“Infrastructure owners are overly invested in corrective and routine maintenance that fails to take account of the true characteristics of the installations. We need to move towards condition-based, predictive maintenance in which measures are adapted to the installation.”

Sensors keeping track of installations

In future, sensor-based solutions will make it easier to keep installations under continuous surveillance.

“This will make it possible to obtain indications of when issues are likely to arise. We will have an early window to fix a problem before it can impact on safety and performance. Maintenance will be more predictable from a financial standpoint and available funds can be utilised at the right place and time.”

I would venture to say that we are pretty good at maintenance in Sweden

John Leander is an associate professor and docent at KTH Royal Institute of Technology.
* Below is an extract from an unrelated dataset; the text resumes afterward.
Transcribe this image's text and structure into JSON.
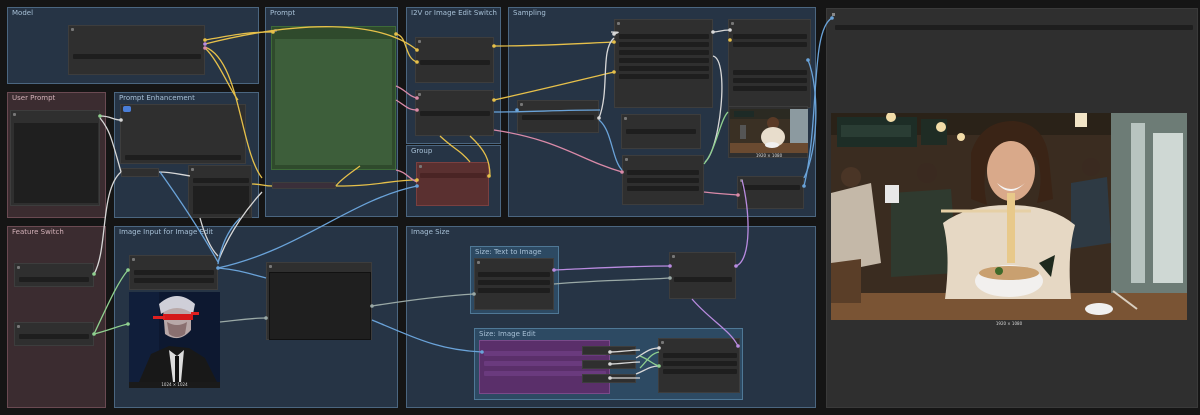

He is also the project manager for Decision Support Strategies for Infrastructure Owners, which deals with how data from sensors can form the basis for decisions on maintenance measures.

“I would venture to say that we are pretty good at maintenance in Sweden, at least in international comparisons.

The problem is that the demand for maintenance is growing with an ageing infrastructure, which requires increased resources.”

Constant wear and tear

One reason for this increasing demand is that the installations that provide critical societal functions – for example, transport and water supply – are subjected to constant wear and tear.

“In order to deal with this going forward, we will need to prioritise those measures that provide the greatest benefits and, ideally, avoid serious damage. Modern sensor technology and the digitisation of society now makes it relatively easy for us to collect and store large amounts of data about what’s going on in an installation.”

Use of data is crucial

The central issue is therefore not how we should collect data but rather how we process it once it is gathered. According to John Leander, a future administration will not necessarily collect more digital information; what they will do is make better use of the available information.

“Hopefully, we will also get better at using and combining different types of data so that, ultimately, we will make better decisions about what measures are required. The aim should be to streamline maintenance measures and preferably to implement them before serious damage arises.”

John sees the planning of maintenance work during the project design phase of new installations as one step towards preventing this damage.

“Prioritising maintenance measures should be a dynamic process in which the results of measurements and inspections can be used in a risk assessment that combines consequences and uncertainties. The ideal future scenario is that maintenance can be performed as preventive measures that eliminate the need for emergency call outs.”